- ANALYSIS: Adam Morton
- The Age, December 20, 2008
ROSS Garnaut is a former Labor adviser and diplomat, but old allegiances and professional habits mean little when 18 months work is being undermined for short-term political ends. And when you believe so much is at stake.
The veteran economist has taken a baseball bat to the Labor Government's climate change package, effectively accusing the Government of abandoning efforts to secure a substantial global climate change deal before 2020.
Roughly translated, his message can be broken into three key points. First, a global deal to limit climate change is in Australia's interests. Why would it not put up a target that might achieve that — a 25 per cent cut as part of a deal to stabilise carbon dioxide at 450 parts per million, as recommended by climate scientists — even if it thought an agreement at this level was unlikely?
With Barack Obama in the White House, there is a small chance that a substantial deal is possible. Unless it shifts, Australia has ruled out being part of it.
Second, the Rudd Government arrogantly wants a global deal designed to its own specifications. It wants per capita emissions taken into account because Australia's projected population growth justifies a smaller target than stagnant Europe. But the per capita argument is a two-sided coin: Australia has the largest per person emissions in the developed world, and must ultimately make much deeper cuts if all countries are to converge to the same level.
Third, there is no justification for giving billions of dollars to coal-fired power plants. The failed first European emissions scheme did this, and the big polluters just pocketed the cash and passed the extra carbon cost on anyway. Similarly, its formula for compensating trade-exposed industries is unprincipled and determined by politics.

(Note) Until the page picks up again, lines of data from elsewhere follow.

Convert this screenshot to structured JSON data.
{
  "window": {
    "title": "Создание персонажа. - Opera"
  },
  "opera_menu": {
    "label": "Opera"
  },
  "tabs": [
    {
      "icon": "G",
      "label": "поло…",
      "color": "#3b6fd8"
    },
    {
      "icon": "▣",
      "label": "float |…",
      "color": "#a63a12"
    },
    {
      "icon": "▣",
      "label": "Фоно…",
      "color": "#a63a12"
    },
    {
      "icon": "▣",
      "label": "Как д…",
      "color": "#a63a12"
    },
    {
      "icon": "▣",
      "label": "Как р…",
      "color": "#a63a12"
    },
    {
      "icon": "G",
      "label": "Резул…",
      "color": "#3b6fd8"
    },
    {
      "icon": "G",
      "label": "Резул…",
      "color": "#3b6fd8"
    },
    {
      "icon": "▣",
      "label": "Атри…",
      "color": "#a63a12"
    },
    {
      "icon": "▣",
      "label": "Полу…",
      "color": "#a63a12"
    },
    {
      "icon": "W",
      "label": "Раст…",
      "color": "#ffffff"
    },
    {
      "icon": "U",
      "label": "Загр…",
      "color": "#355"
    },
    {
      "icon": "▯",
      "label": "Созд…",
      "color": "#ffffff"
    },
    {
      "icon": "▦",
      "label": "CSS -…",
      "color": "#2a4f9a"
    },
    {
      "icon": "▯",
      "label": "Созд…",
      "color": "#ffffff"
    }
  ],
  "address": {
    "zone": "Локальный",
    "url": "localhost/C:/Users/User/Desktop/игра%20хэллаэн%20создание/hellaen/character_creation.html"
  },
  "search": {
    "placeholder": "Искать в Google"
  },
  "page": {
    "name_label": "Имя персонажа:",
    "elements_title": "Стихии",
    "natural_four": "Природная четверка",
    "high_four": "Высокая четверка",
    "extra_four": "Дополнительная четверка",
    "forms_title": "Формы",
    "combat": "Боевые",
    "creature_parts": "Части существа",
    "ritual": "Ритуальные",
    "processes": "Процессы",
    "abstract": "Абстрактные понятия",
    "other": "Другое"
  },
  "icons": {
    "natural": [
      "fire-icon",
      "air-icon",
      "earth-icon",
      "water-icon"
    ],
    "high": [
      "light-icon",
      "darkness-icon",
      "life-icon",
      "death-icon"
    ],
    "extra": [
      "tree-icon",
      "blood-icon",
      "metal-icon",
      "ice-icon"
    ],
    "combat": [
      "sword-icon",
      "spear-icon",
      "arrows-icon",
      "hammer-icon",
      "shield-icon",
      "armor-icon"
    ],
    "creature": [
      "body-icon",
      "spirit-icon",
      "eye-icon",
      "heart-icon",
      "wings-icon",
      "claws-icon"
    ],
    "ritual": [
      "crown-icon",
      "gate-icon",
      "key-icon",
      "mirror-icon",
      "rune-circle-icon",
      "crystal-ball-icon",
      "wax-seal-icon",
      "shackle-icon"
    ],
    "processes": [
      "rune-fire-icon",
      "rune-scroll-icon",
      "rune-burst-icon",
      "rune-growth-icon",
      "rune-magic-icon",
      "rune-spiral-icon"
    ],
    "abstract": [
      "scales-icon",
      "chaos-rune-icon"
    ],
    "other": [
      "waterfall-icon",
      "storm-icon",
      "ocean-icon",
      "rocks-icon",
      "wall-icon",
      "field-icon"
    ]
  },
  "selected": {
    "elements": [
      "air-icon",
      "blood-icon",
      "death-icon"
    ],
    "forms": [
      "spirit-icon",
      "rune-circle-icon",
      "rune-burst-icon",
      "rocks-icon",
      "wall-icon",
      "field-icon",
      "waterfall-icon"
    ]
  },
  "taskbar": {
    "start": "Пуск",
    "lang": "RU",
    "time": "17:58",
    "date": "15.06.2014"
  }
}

Much of Garnaut's criticism can be boiled down to the disconnection between Government rhetoric about taking a lead in finding a global solution to climate change and the defensiveness of its white paper.
Foreign governments share this concern. A senior European official this week told The Age that Australia was acting as if this was just another trade negotiation, where everyone puts up its defensive position while preparing to carry on if no agreement is reached. Unfortunately, as anyone who has paid even passing attention to Garnaut this year could tell you, climate science doesn't work this way.